The former Soviet Union had sought to turn the Arab/Persian/Muslim/Islamic world against America. i'm not going to waste my finger typing this. Other than this - The Shah of Iran was the stabilizing force until Jimmy "The Mullah" was elected President here in America...so to speak of how patient the Arab/Persian/Muslim/Islamic world is.
The "US-brokered, UN-supported ceasefire agreement between Israel and Hezbollah" shows just how weak America and Israel are.
The above hissed in response by: KarmiCommunist at August 18, 2006 5:03 PM
The following hissed in response by: KarmiCommunist
Aftermath of war and Death Counts:
i was going to link to the Military Channel's "55 Days: The Fall of Saigon", that i saw last night, but their link now says - No information is currently available for the episode that has been specifically requested.
That Death Count started during the 55 Days before the Fall of Saigon, and it increased from there...
The above hissed in response by: KarmiCommunist at August 18, 2006 6:48 PM
The following hissed in response by: Terrye
I don't think it is weakness. One thing is for sure columnists do not have to make the decisions that get people killed, we leave that to the much defiled and bitched about statespeople.
Israel has been fighting for her entire existence, we have troops fighting in two countries in the Middle East right now. That is not weakness.
I heard Charles on Special Report tonight, I know what he thinks. However, like I said before Hezbellah has been in Lebanon for decades. Why wasn't he demanding that Israel invade Lebanon and risk regional warfare to disarm them a year ago or two years ago?
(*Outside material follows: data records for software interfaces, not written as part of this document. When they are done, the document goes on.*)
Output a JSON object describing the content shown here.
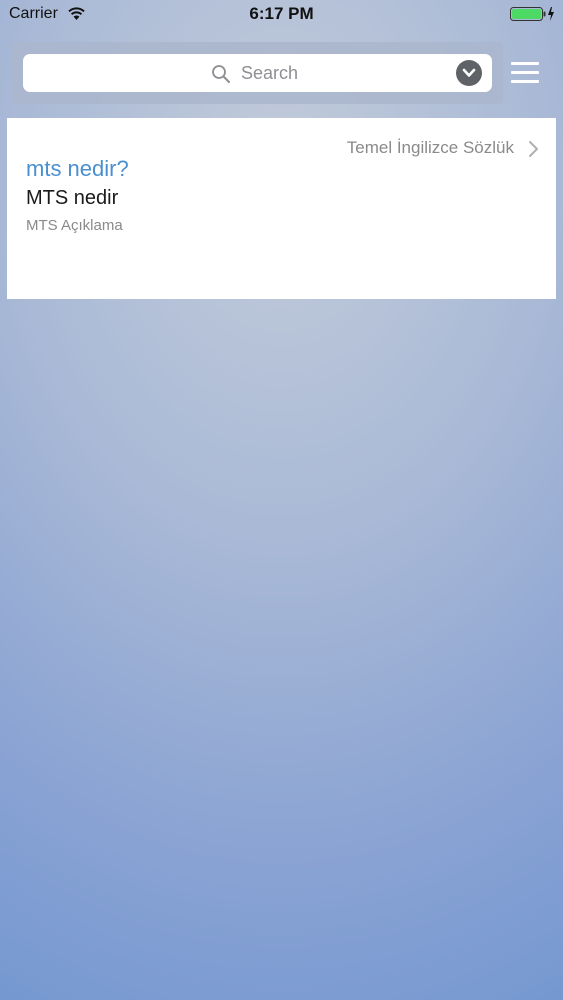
{
  "status_bar": {
    "carrier": "Carrier",
    "time": "6:17 PM",
    "battery_color": "#4cd964"
  },
  "search": {
    "placeholder": "Search",
    "icon": "search-icon",
    "dropdown_icon": "chevron-down-icon"
  },
  "menu": {
    "icon": "hamburger-menu-icon"
  },
  "result": {
    "query": "mts nedir?",
    "source": "Temel İngilizce Sözlük",
    "term": "MTS nedir",
    "definition": "MTS Açıklama",
    "query_color": "#4a8fd0"
  }
}
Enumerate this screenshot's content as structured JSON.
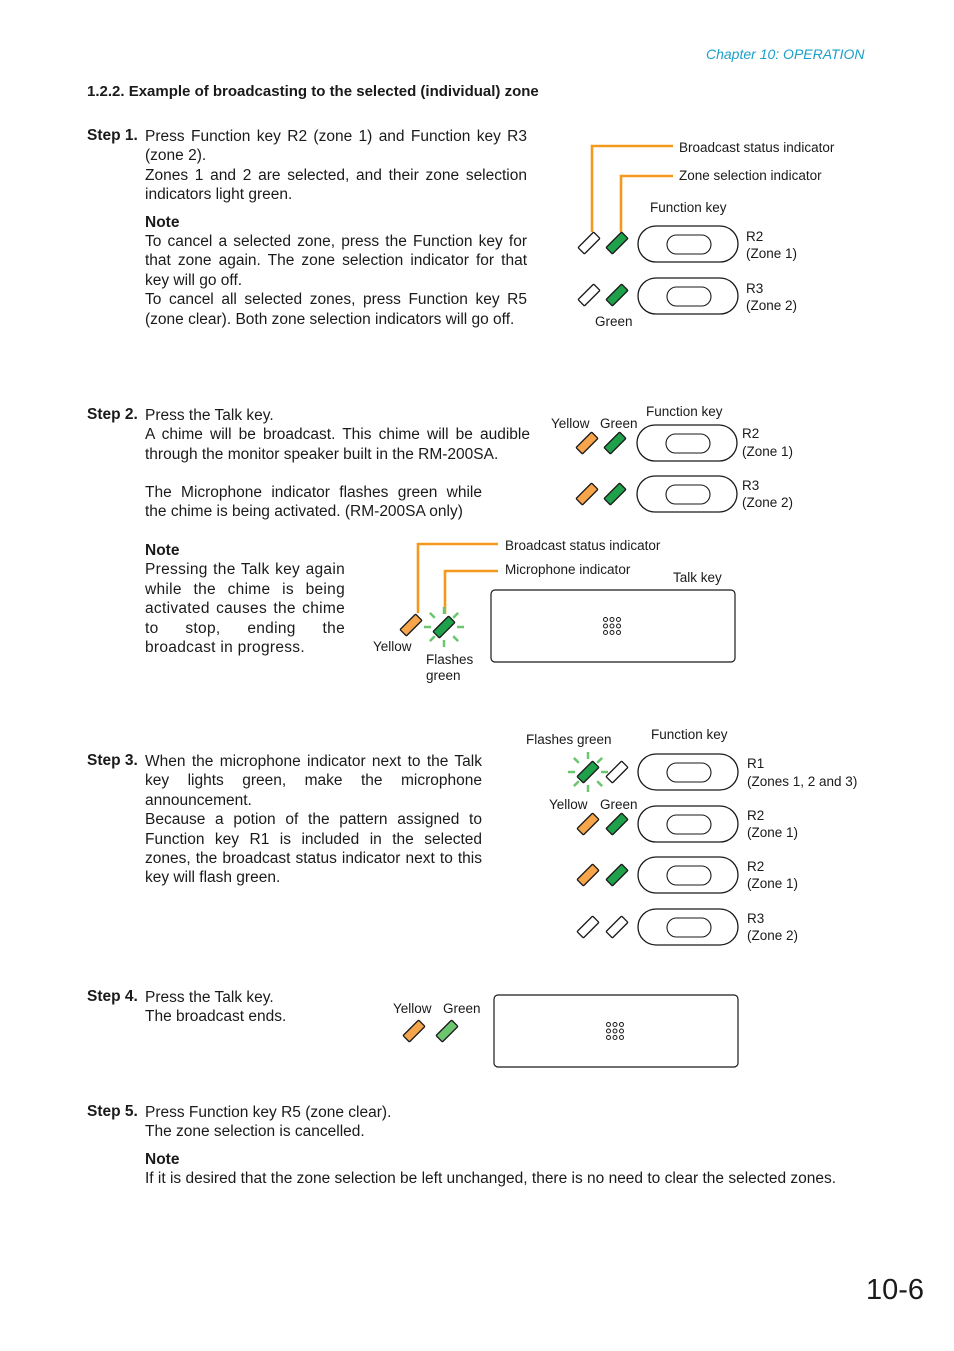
{
  "header": {
    "chapter": "Chapter 10: OPERATION"
  },
  "section_title": "1.2.2. Example of broadcasting to the selected (individual) zone",
  "colors": {
    "accent": "#1a9fc9",
    "callout_line": "#f39a1e",
    "indicator_green": "#1fa04a",
    "indicator_green_light": "#6cc66f",
    "indicator_yellow": "#f7a54b",
    "flash_rays": "#6cc66f"
  },
  "steps": [
    {
      "label": "Step 1.",
      "lines": [
        "Press Function key R2 (zone 1) and Function key R3 (zone 2).",
        "Zones 1 and 2 are selected, and their zone selection indicators light green."
      ],
      "note_title": "Note",
      "note_lines": [
        "To cancel a selected zone, press the Function key for that zone again. The zone selection indicator for that key will go off.",
        "To cancel all selected zones, press Function key R5 (zone clear). Both zone selection indicators will go off."
      ],
      "diagram": {
        "callout_broadcast": "Broadcast status indicator",
        "callout_zone": "Zone selection indicator",
        "function_key": "Function key",
        "keys": [
          {
            "name": "R2",
            "zone": "(Zone 1)"
          },
          {
            "name": "R3",
            "zone": "(Zone 2)"
          }
        ],
        "caption_green": "Green"
      }
    },
    {
      "label": "Step 2.",
      "lines": [
        "Press the Talk key.",
        "A chime will be broadcast. This chime will be audible through the monitor speaker built in the RM-200SA."
      ],
      "extra": "The Microphone indicator flashes green while the chime is being activated. (RM-200SA only)",
      "note_title": "Note",
      "note_text": "Pressing the Talk key again while the chime is being activated causes the chime to stop, ending the broadcast in progress.",
      "diagram": {
        "label_yellow": "Yellow",
        "label_green": "Green",
        "function_key": "Function key",
        "keys": [
          {
            "name": "R2",
            "zone": "(Zone 1)"
          },
          {
            "name": "R3",
            "zone": "(Zone 2)"
          }
        ],
        "callout_broadcast": "Broadcast status indicator",
        "callout_mic": "Microphone indicator",
        "talk_key": "Talk key",
        "caption_yellow": "Yellow",
        "caption_flash_1": "Flashes",
        "caption_flash_2": "green"
      }
    },
    {
      "label": "Step 3.",
      "text": "When the microphone indicator next to the Talk key lights green, make the microphone announcement. Because a potion of the pattern assigned to Function key R1 is included in the selected zones, the broadcast status indicator next to this key will flash green.",
      "lines": [
        "When the microphone indicator next to the Talk key lights green, make the microphone announcement.",
        "Because a potion of the pattern assigned to Function key R1 is included in the selected zones, the broadcast status indicator next to this key will flash green."
      ],
      "diagram": {
        "flashes_green": "Flashes green",
        "function_key": "Function key",
        "label_yellow": "Yellow",
        "label_green": "Green",
        "keys": [
          {
            "name": "R1",
            "zone": "(Zones 1, 2 and 3)"
          },
          {
            "name": "R2",
            "zone": "(Zone 1)"
          },
          {
            "name": "R2",
            "zone": "(Zone 1)"
          },
          {
            "name": "R3",
            "zone": "(Zone 2)"
          }
        ]
      }
    },
    {
      "label": "Step 4.",
      "lines": [
        "Press the Talk key.",
        "The broadcast ends."
      ],
      "diagram": {
        "label_yellow": "Yellow",
        "label_green": "Green"
      }
    },
    {
      "label": "Step 5.",
      "lines": [
        "Press Function key R5 (zone clear).",
        "The zone selection is cancelled."
      ],
      "note_title": "Note",
      "note_text": "If it is desired that the zone selection be left unchanged, there is no need to clear the selected zones."
    }
  ],
  "page_number": "10-6"
}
Israel and the US are democracies, their leaders have to remain politically viable if they are to have any real authority. If the Israeli people decide they want a big ass war they can have one. That is their decision not Charles's, after all he is not the one the rockets will be landing on. And if Bush tries to be "strong" right now and push openly for more war he will almost certainly be impeached by a vengeful body politic.
I know it would be easier if these two countries were dictatorships and both could just let loose with the nukes, but such is not the reality. So no, it is not a sign of weakness if the US and Israel actually try for a cease fire and btw Lebanon is not going anywhere.
The above hissed in response by: Terrye at August 18, 2006 6:59 PM
The following hissed in response by: Section9
One thing we can count on is that fascists can't help themselves, especially Islamic Fascists. There will be another war there soon as sure as I'm sitting here typing.
The above hissed in response by: Section9 at August 18, 2006 8:14 PM
The following hissed in response by: Fenrisulven
Israel and the US are democracies, their leaders have to remain politically viable if they are to have any real authority...And if Bush tries to be "strong" right now and push openly for more war he will almost certainly be impeached by a vengeful body politic.
I wonder if Roosevelt had the same thoughts before Pearl Harbor. We're going to have to lose an entire city before we get serious about Islam.
Post a comment
Thanks for hissing in, . Now you can slither in with a comment, o wise. (sign out)(If you haven't hissed a comment here before, you may need to be approved by the site owner before your comment will appear. Until then, it won't appear on the entry. Hang loose; don't shed your skin!)
© 2005-2009 by Dafydd ab Hugh - All Rights Reserved